Of course, that is not always the case. In 2013 Michael Laudrup ledSwansea to League Cup glory, but left the club midway through the following season. Juande Ramos also won the England’s second cup with Spurs in 2008, and was sacked four games into the start of the following campaign.
And then there is Liverpool themselves, who lifted the competition in 2012 under Kenny Dalglish. The club lost in the final of the FA Cup that season but also finished eighth in the league, earning the legendary Scot the boot from John W. Henry and co. Those same owners remain in charge – so Klopp may already be aware that his bosses perhaps deem success in the League Cup as an added bonus, but not something he will be primarily judged on.
FOR KLOPP PERSONALLY, THOUGH, IT COULD BE SIGNIFICANT
Liverpool have to beat Stoke first – which will be no foregone conclusion – but reaching a final would give Klopp an early chance to address a less than ideal managerial record he possesses. The German has won one major final (the 2012 DFB-Pokal) in his career, but has lost three – including the 2013 Champions League final. He would surely like to start redressing that balance during his time in charge with the Reds.
What is more, he might well be aware that every Reds manager since Bill Shankly who has been at the club for three years or more won at least one trophy – with his predecessor, Brendan Rodgers, the only exception.
For the likes of Roy Evans and Gerard Houllier the League Cup became an important first milestone, while even Rafa Benitez’s first final came in the competition (although he would lose to Mourinho’s Chelsea). Klopp, whose longer-term ambitions surely extend higher than any managed by those coaches during their tenures (with the possible exception of Benitez), will not want to pass up a chance to make the same initial impact.
At a time when the club’s league results have led to the first real questions about the true value of German’s tactical approach – and, as the transfer window opens, at a time when he is likely to start refashioning the squad in the way he desires – cup success would be a fitting and timely response, and surely give him a greater mandate to execute the transfer and tactical activity he wants over the ensuing months.
BUT STOKE SHOULD NOT BE OVERLOOKED
Klopp will not be getting ahead of himself. Stoke are a formidable opponent standing in the way of Liverpool and Wembley, Mark Hughes‘s team having beaten Chelsea (twice), Manchester City and Manchester United in the league already this season.
Then again, Liverpool may not be too sad to be playing the Potters: on the last three occasions the two clubs met in the League Cup, Liverpool won the tie and went on to win the whole thing.
Having arrived to great fanfare, the hope was Klopp would deliver sustained success to the club in the near future.

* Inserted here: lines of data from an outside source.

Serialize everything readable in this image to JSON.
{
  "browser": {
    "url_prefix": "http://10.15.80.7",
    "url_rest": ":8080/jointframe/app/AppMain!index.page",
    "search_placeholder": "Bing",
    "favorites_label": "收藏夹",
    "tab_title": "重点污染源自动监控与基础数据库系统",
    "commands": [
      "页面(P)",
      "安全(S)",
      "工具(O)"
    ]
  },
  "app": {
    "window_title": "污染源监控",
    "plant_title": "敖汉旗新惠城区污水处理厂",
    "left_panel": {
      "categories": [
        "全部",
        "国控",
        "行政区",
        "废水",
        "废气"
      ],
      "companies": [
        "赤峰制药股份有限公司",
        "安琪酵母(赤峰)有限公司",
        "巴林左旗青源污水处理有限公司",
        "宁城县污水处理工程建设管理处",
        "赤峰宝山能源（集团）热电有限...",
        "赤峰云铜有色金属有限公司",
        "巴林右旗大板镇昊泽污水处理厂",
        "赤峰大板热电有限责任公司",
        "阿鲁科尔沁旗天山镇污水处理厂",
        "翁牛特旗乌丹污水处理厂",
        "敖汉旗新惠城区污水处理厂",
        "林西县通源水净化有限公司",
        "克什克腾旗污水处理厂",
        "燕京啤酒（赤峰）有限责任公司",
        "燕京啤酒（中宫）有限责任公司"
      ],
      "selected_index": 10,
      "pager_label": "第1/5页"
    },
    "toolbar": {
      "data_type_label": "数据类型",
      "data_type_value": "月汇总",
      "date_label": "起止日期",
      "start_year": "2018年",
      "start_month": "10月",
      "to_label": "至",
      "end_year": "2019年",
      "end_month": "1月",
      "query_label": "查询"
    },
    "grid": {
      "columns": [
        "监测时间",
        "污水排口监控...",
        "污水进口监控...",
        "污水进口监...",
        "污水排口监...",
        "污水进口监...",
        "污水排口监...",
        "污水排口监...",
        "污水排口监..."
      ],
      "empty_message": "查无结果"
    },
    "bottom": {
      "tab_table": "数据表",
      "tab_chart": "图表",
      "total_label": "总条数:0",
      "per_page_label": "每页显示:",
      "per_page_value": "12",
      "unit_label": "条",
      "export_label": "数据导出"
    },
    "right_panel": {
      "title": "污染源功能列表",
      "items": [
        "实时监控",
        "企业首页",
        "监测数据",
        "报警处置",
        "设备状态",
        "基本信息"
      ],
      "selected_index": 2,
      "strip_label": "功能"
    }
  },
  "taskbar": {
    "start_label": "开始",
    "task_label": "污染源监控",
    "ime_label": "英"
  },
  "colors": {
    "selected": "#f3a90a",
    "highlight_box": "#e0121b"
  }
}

The League Cup is perhaps not the specific trophy most fans had in mind but, now presented with a great opportunity to make it his first significant achievement at the club, the German would surely love to do so – and set out his stall for future success.